Coaching continues to gain exponential traction in leadership circles. Executives, pastors, and organizational leaders are finding increasing value in receiving coaching and utilizing coaching as a developmental tool with their employees. In his book, Coaching for Performance, John Whitmore not only creates a compelling case for coaching, but offers a practical model: The G.R.O.W. coaching model.

Goal Setting – A coaching session begins by clarifying the goal for the session itself. Taking this crucial first step enables coaches to work from the leader’s agenda (the person their coaching) rather than forcing the coach’s agenda. To establish a clear objective for the session, Whitmore encourages coaching questions such as:

  • What would you like to get out of this session?
  • I have half an hour for this, where would you like to have got to by then?
  • What would be the most helpful thing for you to take away from this session?

Reality – Coaches continue the process by addressing reality. This involves asking questions to clarify the leader’s situation. Because coaches must be as objective as possible, they must ask questions that increase awareness of the leader’s current reality while at the same time being aware of the internal factor’s that can distort the coach’s and leader’s perception of reality. Whitmore offers the following examples as reality questions:

  • What do you feel when summoned unexpectedly to the boss’s office?
  • What emotions are you left with following the recent round of redundancies?
  • What do you think you are afraid of?
  • In what ways do you inhibit your potential?
  • Can you give me a rating on a scale of one to ten for your level of confidence in your ability to give a good presentation this afternoon?
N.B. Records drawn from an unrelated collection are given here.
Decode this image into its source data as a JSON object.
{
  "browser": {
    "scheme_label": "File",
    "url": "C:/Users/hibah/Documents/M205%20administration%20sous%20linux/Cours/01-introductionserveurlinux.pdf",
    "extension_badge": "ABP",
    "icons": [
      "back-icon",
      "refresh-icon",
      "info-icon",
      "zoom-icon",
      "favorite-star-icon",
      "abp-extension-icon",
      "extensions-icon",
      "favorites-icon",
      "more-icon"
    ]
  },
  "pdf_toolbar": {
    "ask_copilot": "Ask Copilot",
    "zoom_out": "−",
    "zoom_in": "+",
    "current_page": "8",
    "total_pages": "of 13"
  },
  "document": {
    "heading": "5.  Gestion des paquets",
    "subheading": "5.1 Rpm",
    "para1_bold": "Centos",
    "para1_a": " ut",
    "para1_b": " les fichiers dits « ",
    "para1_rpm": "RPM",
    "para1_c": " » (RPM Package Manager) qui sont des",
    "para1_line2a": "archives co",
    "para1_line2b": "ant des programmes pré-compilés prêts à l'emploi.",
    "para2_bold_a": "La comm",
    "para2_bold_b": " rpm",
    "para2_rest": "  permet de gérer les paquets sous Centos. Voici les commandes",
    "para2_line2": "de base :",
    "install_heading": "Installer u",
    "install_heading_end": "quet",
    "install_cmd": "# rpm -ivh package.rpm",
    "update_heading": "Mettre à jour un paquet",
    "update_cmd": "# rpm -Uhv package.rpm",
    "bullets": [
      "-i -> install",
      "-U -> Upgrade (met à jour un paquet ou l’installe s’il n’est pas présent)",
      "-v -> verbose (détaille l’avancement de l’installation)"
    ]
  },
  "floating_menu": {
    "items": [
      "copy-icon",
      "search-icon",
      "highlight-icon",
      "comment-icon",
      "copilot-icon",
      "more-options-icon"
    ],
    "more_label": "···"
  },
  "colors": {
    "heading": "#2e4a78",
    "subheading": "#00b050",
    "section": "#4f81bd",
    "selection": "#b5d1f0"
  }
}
Options – Next, the coach asks, “What options do you have?” Whitmore observes, “The purpose of the OPTIONS stage is not to find the ‘right’ answer but to create and list as many alternative courses of action as possible. The quantity of options is more important at this stage than the quality and feasibility of each one.” The coach isn’t providing the answers, but rather drawing them out of the leader by the questions he or she asks. Whitmore further encourages coaches to ask leaders “What if” so that they can “sidestep the censorship of the rational mind” and unleash more creative thought. Examples of Option questions include:

  • What if you had a large enough budget?
  • What if you had more staff?
  • What if you knew the answer? What would it be?
  • What if that obstacle did not exist? What would you do then?

What – Finally, coaches ask, “What will you do?” This concluding step in the coaching process aims to “convert a discussion into a decision.” It represents the “next step(s)” the leader will take after the coaching session. The following questions can lead to a thorough answer of “what”:

  • What are you going to do?
  • When are you going to do it?
  • Will this action meet your goal?
  • What obstacles might you meet along the way?
  • Who needs to know?
  • What support do you need?
  • How and when are you going to get that support?
  • What other considerations do you have?
  • Rate on a 1-10 scale the degree of certainty you have that you will carry out the actions agreed.
  • What prevents it from being a 10?

Whitmore’s coaching model provides a relevant pathway for coaching others toward growth. What part of the GROW model challenges you the most? What do you like most about the GROW model?